TASK GOAL: Check every line below for the word "partly" and copy the ones that have it.

Web page and app entries:
================================

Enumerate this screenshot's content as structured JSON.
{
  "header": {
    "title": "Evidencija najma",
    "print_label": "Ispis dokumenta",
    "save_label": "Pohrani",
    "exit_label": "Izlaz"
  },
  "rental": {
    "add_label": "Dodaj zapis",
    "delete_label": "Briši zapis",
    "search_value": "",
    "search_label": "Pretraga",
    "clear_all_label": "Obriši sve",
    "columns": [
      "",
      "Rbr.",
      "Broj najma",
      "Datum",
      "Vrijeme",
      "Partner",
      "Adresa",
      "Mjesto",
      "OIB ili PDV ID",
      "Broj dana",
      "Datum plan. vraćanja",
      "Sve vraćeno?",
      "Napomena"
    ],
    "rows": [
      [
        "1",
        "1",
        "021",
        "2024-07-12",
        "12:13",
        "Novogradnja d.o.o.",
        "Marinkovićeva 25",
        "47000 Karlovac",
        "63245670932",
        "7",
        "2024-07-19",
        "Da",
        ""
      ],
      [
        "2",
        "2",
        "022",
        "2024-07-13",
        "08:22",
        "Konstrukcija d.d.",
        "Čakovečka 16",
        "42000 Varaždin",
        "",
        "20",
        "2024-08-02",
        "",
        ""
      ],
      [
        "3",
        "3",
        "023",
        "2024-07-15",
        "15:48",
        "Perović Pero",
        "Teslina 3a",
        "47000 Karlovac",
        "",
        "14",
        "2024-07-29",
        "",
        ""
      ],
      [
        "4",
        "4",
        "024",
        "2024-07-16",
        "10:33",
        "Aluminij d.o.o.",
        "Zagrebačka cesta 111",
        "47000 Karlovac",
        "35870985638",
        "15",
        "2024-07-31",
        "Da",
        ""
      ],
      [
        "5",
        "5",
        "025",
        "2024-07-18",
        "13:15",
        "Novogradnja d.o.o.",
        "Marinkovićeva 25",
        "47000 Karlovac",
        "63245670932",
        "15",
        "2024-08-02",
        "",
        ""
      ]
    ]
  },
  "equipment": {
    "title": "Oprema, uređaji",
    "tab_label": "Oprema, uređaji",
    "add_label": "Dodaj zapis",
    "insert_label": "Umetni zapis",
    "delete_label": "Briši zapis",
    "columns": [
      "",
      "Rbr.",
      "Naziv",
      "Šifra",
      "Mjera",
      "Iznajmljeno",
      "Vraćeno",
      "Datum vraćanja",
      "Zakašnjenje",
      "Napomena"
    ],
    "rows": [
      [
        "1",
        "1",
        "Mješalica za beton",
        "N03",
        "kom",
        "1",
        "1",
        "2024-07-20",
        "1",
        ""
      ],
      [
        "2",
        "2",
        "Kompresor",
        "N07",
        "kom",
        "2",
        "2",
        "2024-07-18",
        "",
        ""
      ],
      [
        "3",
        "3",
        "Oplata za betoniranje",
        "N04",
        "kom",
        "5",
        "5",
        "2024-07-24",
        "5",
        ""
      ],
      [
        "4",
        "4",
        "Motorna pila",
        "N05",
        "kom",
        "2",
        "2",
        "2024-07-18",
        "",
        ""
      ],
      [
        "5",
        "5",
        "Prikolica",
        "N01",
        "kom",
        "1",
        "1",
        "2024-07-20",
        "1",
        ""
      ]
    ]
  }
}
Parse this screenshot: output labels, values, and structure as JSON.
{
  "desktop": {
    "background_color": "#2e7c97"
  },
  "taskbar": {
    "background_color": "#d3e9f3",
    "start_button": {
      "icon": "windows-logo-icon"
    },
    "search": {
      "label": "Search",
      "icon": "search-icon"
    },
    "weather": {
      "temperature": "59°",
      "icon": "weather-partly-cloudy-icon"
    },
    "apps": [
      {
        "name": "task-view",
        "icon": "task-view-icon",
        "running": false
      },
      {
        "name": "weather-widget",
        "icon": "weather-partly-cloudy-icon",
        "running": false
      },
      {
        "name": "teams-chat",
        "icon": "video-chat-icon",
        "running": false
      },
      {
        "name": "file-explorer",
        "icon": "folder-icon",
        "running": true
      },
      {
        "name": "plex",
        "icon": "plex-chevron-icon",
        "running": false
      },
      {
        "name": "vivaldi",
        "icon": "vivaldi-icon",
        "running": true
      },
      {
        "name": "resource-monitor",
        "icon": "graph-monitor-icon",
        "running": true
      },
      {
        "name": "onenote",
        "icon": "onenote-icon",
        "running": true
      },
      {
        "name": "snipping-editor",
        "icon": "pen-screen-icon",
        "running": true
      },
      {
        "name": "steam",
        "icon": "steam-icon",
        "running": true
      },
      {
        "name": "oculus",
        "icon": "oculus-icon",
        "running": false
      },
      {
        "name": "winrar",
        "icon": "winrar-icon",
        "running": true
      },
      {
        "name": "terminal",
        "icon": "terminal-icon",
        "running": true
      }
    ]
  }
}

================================

WRITTEN ANSWER:
      "icon": "weather-partly-cloudy-icon"
        "icon": "weather-partly-cloudy-icon",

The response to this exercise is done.